Clownfish live within social units. The female is the largest, most dominant clown within the group. The male is the second largest and the second most dominant clown within the group. The rest of the clowns remain adolescent (neuter) without the ability to reproduce.
Clownfish larvae undergo metamorphosis at about 3/8" in length. This is when they become juveniles and must acclimate to an anemone to avoid predation. If the juvenile finds a vacant anemone, then it will start it own reproductive unit after reaching sexual maturity. If the juvenile is unfortunate enough to settle into an anemone that is already occupied, it will take a role as the lowest clownfish in the unit.

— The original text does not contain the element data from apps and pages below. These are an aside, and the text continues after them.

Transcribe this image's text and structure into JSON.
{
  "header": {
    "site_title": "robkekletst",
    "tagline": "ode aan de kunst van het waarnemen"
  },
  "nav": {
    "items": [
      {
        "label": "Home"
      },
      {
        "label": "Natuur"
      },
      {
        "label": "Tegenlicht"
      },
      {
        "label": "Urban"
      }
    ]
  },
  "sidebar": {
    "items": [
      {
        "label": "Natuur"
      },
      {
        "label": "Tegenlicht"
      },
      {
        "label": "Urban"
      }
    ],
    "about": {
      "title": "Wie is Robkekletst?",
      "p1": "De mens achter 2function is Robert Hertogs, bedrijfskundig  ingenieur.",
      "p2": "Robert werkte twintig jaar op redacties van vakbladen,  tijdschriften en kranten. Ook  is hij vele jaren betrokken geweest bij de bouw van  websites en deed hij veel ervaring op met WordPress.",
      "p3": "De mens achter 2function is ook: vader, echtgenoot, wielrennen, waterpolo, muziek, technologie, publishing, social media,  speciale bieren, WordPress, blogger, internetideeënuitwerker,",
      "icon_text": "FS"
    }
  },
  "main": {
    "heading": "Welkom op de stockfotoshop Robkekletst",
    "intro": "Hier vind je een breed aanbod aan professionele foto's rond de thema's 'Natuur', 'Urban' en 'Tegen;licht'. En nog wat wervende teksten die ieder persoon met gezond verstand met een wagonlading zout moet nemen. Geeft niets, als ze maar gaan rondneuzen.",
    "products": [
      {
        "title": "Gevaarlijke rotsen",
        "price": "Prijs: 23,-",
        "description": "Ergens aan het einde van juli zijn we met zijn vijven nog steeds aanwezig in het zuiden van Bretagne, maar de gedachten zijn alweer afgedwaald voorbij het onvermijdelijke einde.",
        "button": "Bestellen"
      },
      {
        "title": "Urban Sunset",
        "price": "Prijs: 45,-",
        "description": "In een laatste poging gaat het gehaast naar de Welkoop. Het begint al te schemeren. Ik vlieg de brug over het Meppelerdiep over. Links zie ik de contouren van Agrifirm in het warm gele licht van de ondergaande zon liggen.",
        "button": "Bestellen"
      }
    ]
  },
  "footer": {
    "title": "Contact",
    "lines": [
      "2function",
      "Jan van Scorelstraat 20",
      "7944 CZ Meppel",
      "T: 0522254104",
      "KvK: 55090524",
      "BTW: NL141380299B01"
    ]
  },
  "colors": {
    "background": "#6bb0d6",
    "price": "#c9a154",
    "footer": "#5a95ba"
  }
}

It will never reach sexual maturity until it is able to work its way up to male (usually the exisiting female must die for this to occur). Some clownfish will go through life without ever being able to reproduce because of this reason.
Size is a good indication of a female if two or more clowns are being kept in the same tank. However, size is not always accurate especially if looking at clownfish from different tanks.
I believe all clowns of the amphiprion genus will pair relatively easily. The Maroon clown (premnas genus) is a lot harder to pair. Just give it time. HTH